At the awards show, Phillips was on pins and needles waiting for O’Ree to announce the winner. At home, the whole fire department was watching and rooting for him, as well as people from all over. When they announced his name, Phillips was ecstatic. Walking to the stage, he stumbled and almost fell and heard an audible gasp from the audience. “It broke the tension and I could be myself. I asked, ‘How’s that for an entrance?’” Before his speech, he thought about the advice given to him by his 18-year-old daughter: ‘Take a deep breath, breathe and give it all you got!’ “I did just that!” That night, Phillips received 200 congratulatory texts from people all over the world. “It was such a humbling moment,” he says. “No words can describe it.”
To Phillips, winning the award is about being a beacon of light for Flint and bringing the community together. And there are two very important lessons that Phillips teaches in the program that are not only important for the students to learn, but also a reflection of Flint’s resiliency. “The first lesson I teach them is how to fall down. The second lesson is how to get back up. It’s really a lesson about life. We all fall, but you have to be able to get back up again. The same goes for the city of Flint,” he says. “We are all doing our part to make this community stronger, healthier and more fun.”

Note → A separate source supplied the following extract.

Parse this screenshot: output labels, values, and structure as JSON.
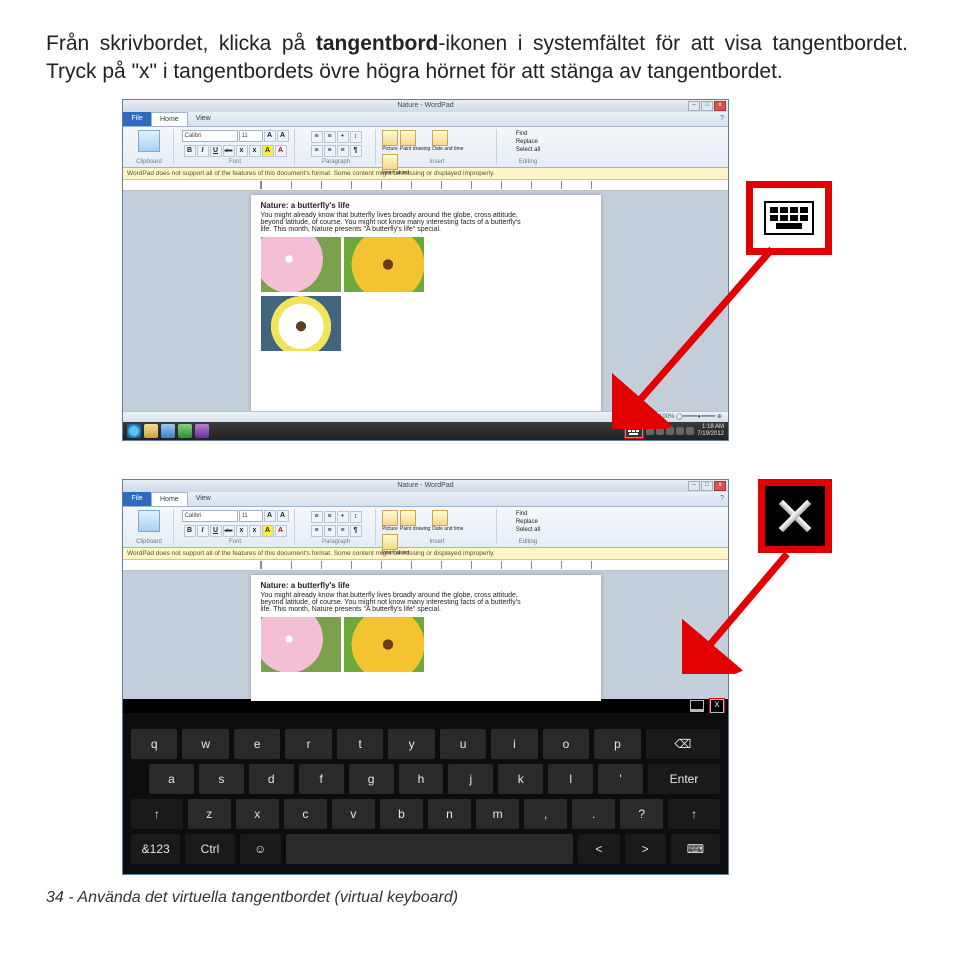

Phillips proudly displays his Community Hero Award, a trophy inscribed with these words: teamwork, perseverance, courage. Phillips is a shining example of those words. He is well known in the community and admired for his service work with the fire department, teaching fire safety, attending community events and working with inner-city kids. “I get so many rewards from doing that.”
Photography By Kayce McClure